- **REQUIREMENT**: Print each entry below precisely as it reads.

--- RECORDS SHOWN ---

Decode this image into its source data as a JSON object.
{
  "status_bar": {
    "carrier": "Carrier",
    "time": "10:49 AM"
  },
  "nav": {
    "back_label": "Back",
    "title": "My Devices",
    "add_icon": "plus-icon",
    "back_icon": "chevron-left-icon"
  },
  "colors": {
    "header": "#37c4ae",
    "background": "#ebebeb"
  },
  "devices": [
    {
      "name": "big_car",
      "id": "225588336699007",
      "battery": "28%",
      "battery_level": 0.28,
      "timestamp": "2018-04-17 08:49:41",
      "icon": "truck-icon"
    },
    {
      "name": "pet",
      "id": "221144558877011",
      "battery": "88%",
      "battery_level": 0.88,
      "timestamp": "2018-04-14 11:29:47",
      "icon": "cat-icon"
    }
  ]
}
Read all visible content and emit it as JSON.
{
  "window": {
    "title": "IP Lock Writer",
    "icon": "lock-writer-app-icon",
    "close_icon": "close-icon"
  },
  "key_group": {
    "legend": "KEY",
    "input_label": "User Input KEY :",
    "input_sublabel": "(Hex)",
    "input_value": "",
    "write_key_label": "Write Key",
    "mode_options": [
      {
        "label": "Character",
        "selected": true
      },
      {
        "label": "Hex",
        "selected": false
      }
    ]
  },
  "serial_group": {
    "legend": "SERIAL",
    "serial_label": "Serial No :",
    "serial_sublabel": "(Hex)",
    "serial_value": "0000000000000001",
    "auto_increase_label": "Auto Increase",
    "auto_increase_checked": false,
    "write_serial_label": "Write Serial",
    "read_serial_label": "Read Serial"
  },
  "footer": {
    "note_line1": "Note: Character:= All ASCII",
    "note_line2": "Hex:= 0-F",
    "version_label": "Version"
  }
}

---

- **EXERCISE OUTPUT**:
Decode this image into its source data as a JSON object.
{
  "status_bar": {
    "carrier": "Carrier",
    "time": "10:49 AM"
  },
  "nav": {
    "back_label": "Back",
    "title": "My Devices",
    "add_icon": "plus-icon",
    "back_icon": "chevron-left-icon"
  },
  "colors": {
    "header": "#37c4ae",
    "background": "#ebebeb"
  },
  "devices": [
    {
      "name": "big_car",
      "id": "225588336699007",
      "battery": "28%",
      "battery_level": 0.28,
      "timestamp": "2018-04-17 08:49:41",
      "icon": "truck-icon"
    },
    {
      "name": "pet",
      "id": "221144558877011",
      "battery": "88%",
      "battery_level": 0.88,
      "timestamp": "2018-04-14 11:29:47",
      "icon": "cat-icon"
    }
  ]
}
Read all visible content and emit it as JSON.
{
  "window": {
    "title": "IP Lock Writer",
    "icon": "lock-writer-app-icon",
    "close_icon": "close-icon"
  },
  "key_group": {
    "legend": "KEY",
    "input_label": "User Input KEY :",
    "input_sublabel": "(Hex)",
    "input_value": "",
    "write_key_label": "Write Key",
    "mode_options": [
      {
        "label": "Character",
        "selected": true
      },
      {
        "label": "Hex",
        "selected": false
      }
    ]
  },
  "serial_group": {
    "legend": "SERIAL",
    "serial_label": "Serial No :",
    "serial_sublabel": "(Hex)",
    "serial_value": "0000000000000001",
    "auto_increase_label": "Auto Increase",
    "auto_increase_checked": false,
    "write_serial_label": "Write Serial",
    "read_serial_label": "Read Serial"
  },
  "footer": {
    "note_line1": "Note: Character:= All ASCII",
    "note_line2": "Hex:= 0-F",
    "version_label": "Version"
  }
}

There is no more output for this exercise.